*EXERCISE DIRECTIONS*. Lines in the listing below may contain the string "payload". Say how many do, giving only the number.

*DATA EXTRACTS*.

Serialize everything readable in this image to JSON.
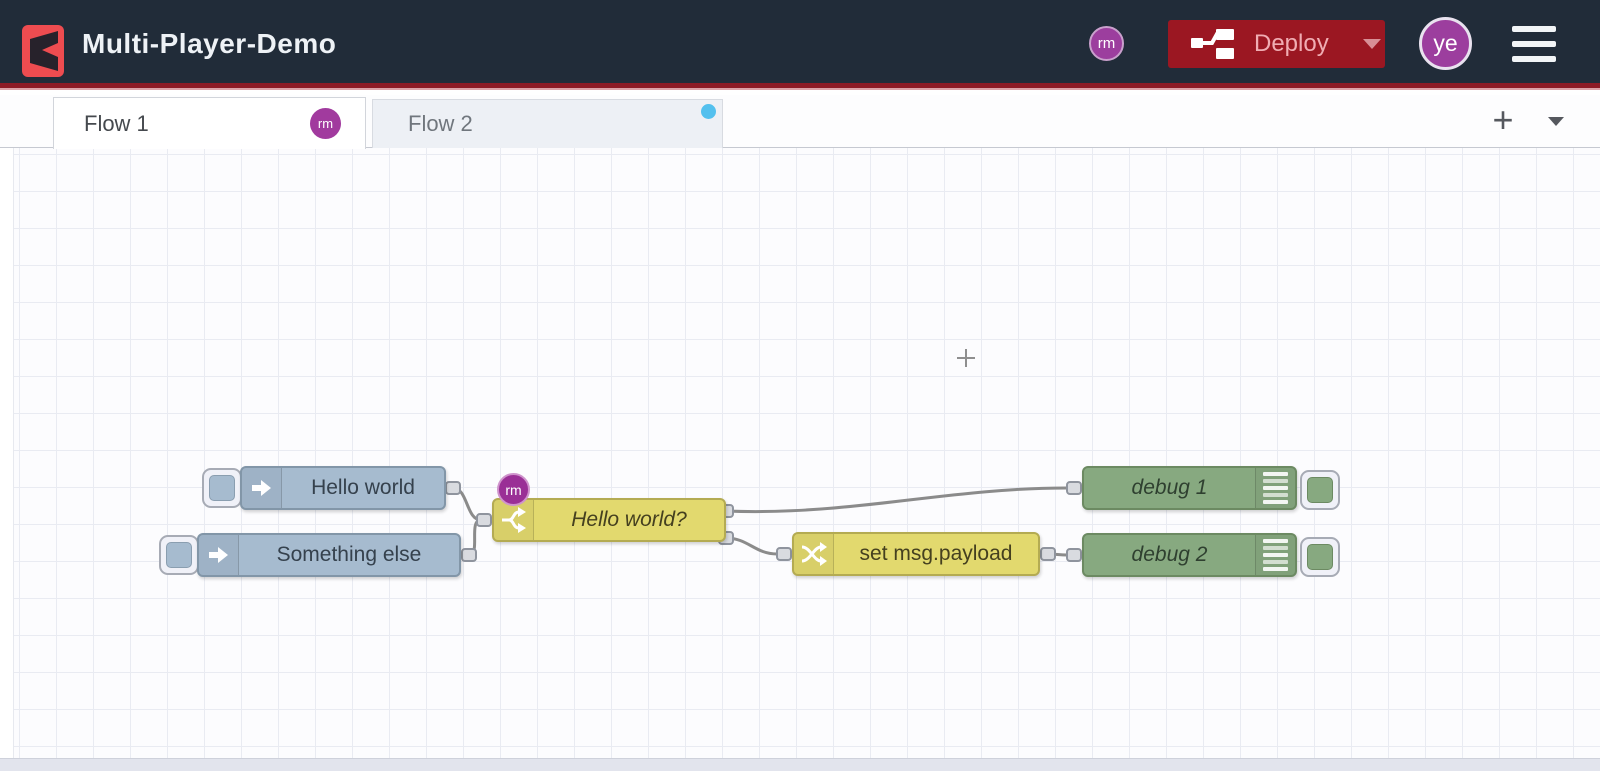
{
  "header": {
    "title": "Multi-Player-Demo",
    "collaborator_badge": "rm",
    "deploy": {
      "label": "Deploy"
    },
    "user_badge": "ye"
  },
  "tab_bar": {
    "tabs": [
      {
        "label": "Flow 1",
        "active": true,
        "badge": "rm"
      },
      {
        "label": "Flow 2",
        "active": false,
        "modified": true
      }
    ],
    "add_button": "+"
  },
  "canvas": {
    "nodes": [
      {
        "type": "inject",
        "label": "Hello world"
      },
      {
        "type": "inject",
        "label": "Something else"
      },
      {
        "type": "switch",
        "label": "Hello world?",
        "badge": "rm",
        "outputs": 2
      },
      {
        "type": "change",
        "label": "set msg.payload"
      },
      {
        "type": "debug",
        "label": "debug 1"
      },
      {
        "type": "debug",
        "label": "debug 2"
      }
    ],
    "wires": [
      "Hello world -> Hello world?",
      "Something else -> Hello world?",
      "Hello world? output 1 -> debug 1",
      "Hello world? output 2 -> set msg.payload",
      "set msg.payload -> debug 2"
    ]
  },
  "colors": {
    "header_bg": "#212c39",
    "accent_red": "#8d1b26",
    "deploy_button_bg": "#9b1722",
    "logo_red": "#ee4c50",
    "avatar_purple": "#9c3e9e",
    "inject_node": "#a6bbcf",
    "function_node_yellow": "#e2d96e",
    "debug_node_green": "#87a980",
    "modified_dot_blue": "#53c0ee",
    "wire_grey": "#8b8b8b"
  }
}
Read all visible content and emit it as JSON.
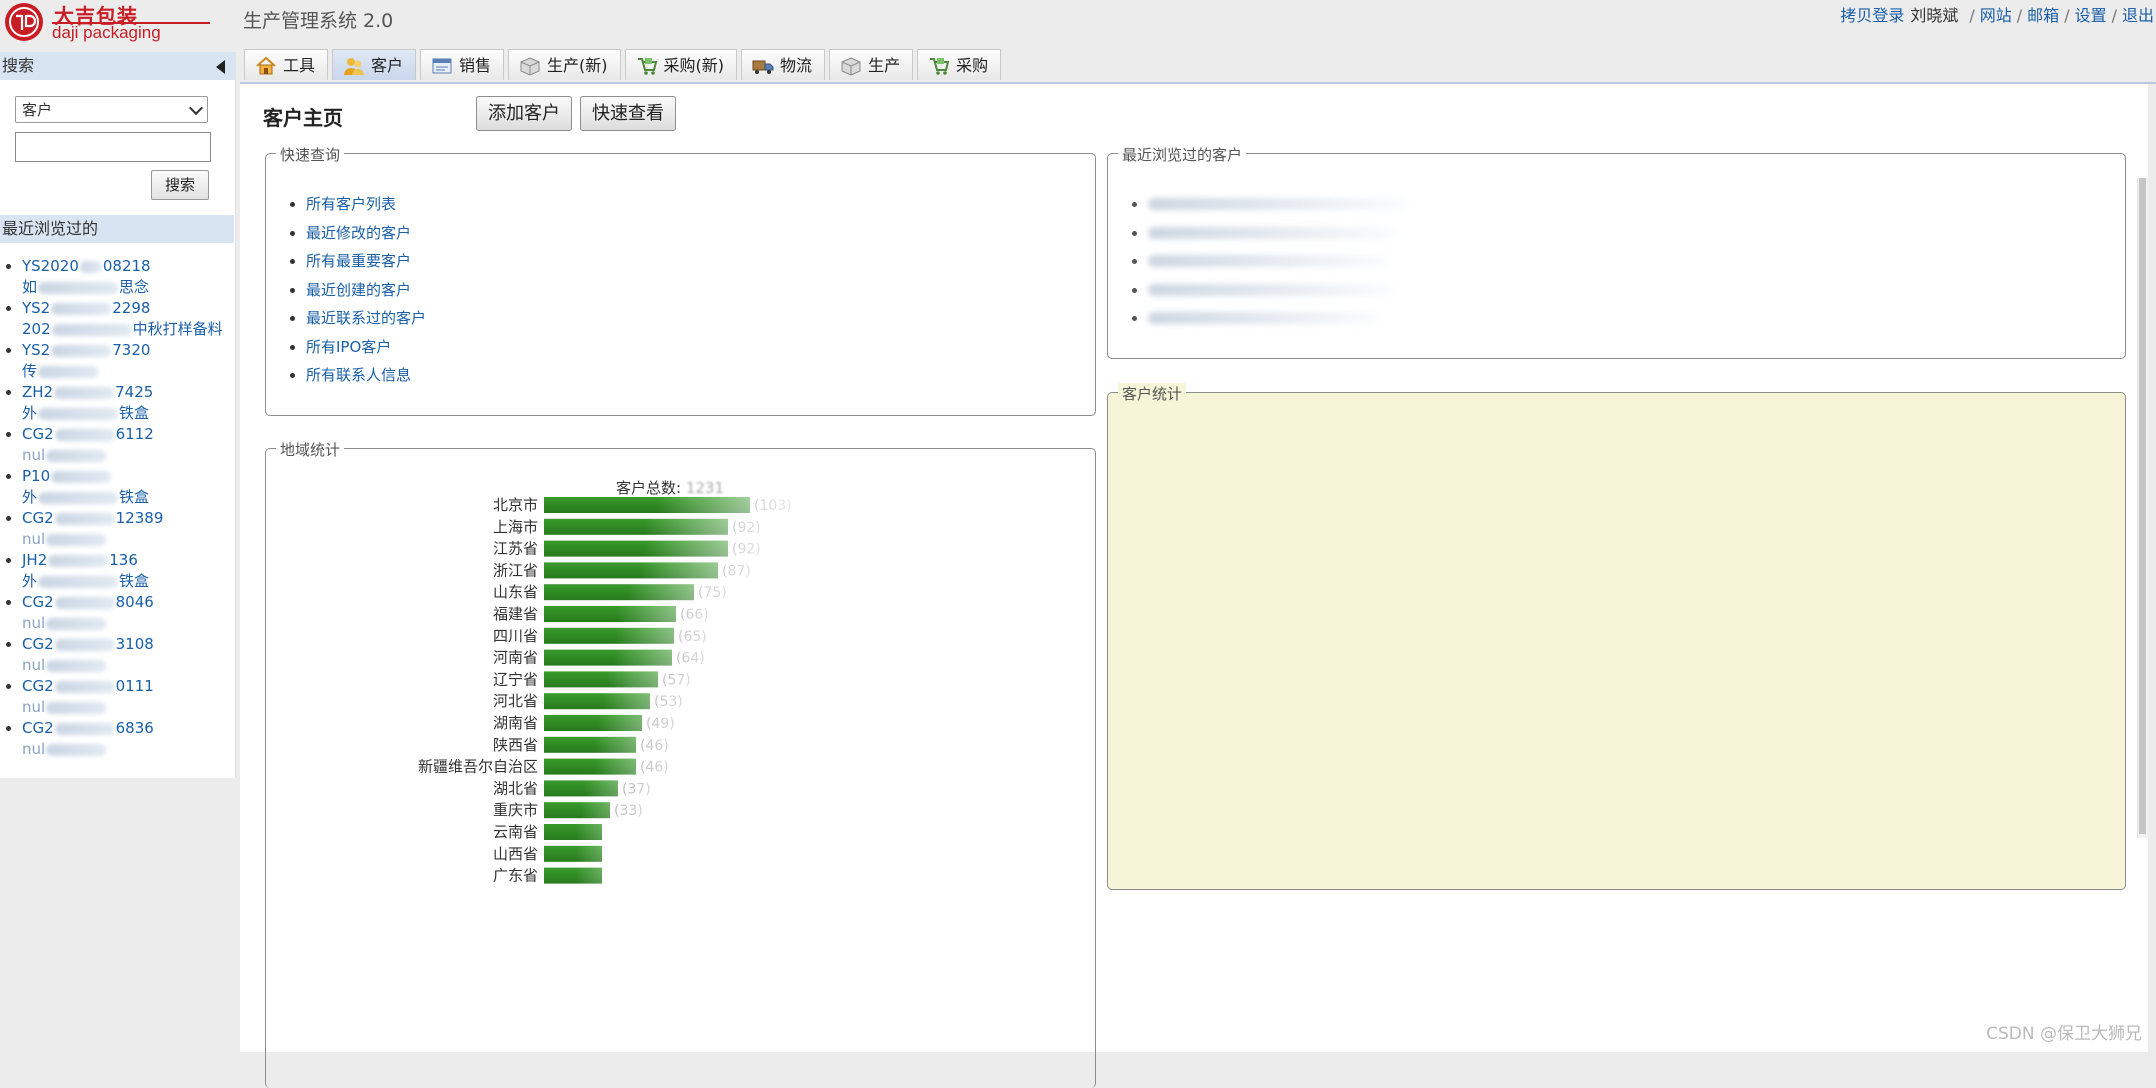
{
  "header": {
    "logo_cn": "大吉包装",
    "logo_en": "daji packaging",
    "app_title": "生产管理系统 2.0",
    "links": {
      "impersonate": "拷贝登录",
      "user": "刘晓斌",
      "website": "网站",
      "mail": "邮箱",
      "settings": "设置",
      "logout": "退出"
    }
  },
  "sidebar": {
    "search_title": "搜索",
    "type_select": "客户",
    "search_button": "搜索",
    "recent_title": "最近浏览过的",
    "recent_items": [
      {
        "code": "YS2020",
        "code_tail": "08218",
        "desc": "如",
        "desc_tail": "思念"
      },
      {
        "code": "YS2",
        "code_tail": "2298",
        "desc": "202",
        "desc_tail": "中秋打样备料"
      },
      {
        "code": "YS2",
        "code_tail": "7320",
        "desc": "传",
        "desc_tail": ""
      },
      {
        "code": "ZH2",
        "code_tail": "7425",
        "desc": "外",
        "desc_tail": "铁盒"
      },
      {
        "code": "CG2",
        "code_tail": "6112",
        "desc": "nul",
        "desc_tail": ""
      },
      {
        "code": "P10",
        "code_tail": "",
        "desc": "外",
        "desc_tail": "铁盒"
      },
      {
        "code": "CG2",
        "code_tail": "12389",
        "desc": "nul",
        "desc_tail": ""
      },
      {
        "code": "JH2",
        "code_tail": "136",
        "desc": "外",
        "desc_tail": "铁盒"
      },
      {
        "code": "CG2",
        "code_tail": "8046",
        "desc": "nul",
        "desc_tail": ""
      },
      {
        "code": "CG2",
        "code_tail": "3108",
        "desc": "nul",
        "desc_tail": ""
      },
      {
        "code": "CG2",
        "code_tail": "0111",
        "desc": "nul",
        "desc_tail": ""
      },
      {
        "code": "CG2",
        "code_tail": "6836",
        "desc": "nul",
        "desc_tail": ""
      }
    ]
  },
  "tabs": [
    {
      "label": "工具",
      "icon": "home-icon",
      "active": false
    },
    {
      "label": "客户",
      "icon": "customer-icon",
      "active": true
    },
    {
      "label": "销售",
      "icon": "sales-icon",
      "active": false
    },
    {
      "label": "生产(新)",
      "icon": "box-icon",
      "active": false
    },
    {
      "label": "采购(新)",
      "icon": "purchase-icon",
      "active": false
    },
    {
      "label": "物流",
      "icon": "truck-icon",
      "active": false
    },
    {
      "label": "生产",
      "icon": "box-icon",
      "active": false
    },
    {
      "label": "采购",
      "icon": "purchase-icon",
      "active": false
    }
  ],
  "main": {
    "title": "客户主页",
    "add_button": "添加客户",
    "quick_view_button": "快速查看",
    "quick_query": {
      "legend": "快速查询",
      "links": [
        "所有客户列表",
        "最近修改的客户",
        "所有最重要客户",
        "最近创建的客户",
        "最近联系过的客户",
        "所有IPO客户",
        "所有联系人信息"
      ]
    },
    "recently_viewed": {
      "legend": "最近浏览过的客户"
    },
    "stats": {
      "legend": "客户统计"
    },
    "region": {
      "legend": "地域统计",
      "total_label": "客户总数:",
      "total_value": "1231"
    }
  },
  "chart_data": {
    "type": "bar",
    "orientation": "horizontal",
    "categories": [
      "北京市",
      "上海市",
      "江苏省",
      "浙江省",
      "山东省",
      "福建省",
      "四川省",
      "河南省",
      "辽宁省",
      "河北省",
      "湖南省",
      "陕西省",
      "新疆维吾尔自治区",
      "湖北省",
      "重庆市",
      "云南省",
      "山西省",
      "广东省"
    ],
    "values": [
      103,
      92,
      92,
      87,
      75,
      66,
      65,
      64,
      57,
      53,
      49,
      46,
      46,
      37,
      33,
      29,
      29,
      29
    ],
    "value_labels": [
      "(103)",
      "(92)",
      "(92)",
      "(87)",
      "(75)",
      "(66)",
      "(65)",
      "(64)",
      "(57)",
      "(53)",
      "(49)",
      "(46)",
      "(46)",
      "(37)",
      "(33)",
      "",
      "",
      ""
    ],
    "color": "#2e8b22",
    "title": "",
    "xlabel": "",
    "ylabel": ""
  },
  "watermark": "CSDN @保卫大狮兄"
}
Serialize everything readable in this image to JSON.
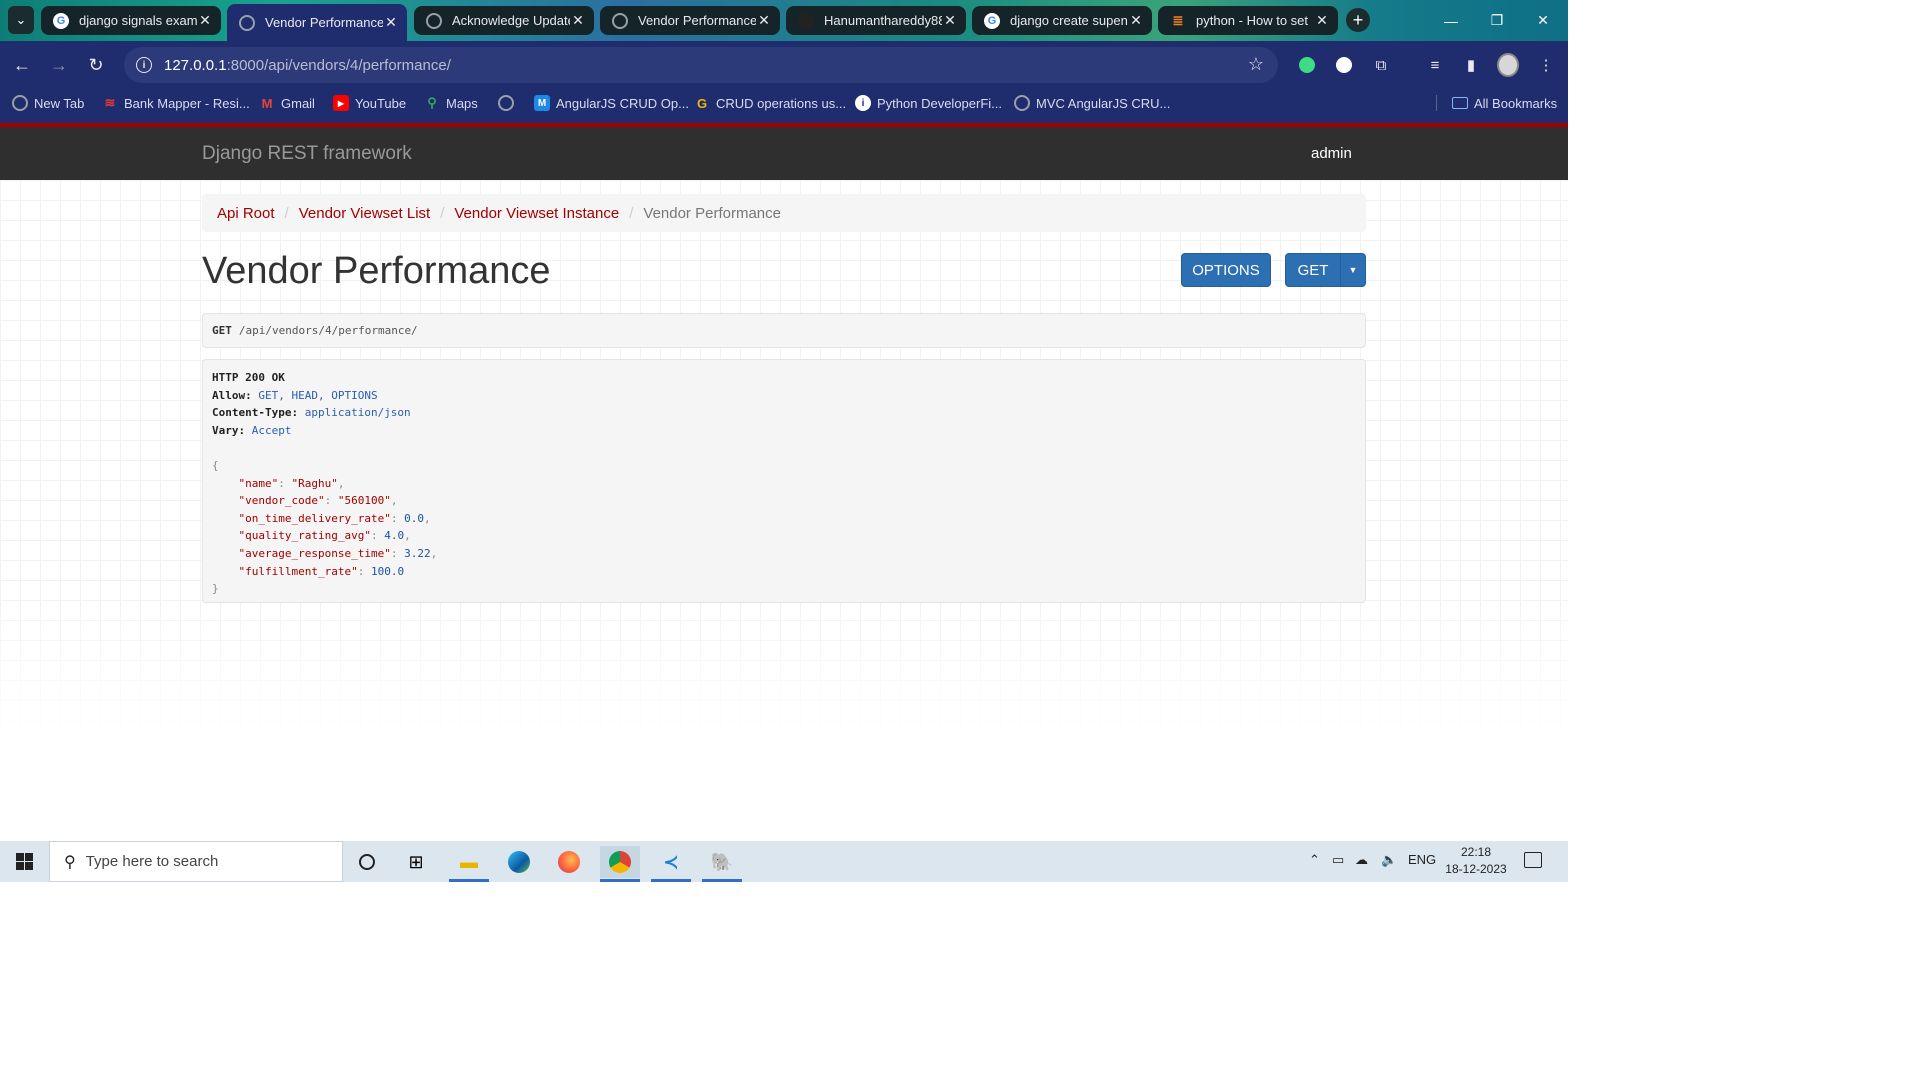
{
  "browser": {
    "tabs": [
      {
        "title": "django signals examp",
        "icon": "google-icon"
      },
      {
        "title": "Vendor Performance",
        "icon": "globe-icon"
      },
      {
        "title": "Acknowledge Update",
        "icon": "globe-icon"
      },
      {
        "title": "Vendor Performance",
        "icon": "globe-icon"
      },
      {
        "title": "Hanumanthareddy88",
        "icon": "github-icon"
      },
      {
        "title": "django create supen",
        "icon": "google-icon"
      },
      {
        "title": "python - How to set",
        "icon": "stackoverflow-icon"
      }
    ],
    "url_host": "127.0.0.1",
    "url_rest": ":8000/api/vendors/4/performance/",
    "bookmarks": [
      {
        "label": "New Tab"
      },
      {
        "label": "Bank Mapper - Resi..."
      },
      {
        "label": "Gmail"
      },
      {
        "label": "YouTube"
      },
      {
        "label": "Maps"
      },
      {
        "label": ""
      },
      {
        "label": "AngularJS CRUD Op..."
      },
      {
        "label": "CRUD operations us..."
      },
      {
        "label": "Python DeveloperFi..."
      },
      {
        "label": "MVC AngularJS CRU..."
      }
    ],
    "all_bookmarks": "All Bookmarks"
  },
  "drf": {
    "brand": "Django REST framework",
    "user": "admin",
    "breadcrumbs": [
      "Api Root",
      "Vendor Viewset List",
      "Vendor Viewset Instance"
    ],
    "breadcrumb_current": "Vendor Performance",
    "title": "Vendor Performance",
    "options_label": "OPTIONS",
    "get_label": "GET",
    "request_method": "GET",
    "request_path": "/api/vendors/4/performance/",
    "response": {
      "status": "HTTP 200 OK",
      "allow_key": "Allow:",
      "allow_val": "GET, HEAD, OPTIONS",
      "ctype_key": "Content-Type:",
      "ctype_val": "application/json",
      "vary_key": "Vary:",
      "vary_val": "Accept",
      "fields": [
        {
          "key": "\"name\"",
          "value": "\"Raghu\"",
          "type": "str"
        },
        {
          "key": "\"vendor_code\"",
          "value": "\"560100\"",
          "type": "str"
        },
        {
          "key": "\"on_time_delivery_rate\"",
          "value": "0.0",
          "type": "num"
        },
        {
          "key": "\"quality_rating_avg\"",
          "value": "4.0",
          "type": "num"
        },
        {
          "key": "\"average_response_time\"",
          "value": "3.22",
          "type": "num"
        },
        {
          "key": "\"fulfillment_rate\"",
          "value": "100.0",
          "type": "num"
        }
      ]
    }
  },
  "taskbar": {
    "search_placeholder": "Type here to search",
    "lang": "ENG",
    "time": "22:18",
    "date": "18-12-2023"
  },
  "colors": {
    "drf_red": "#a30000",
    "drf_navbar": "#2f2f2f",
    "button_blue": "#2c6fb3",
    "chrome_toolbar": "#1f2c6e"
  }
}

*PROBLEM SOLUTION*. 3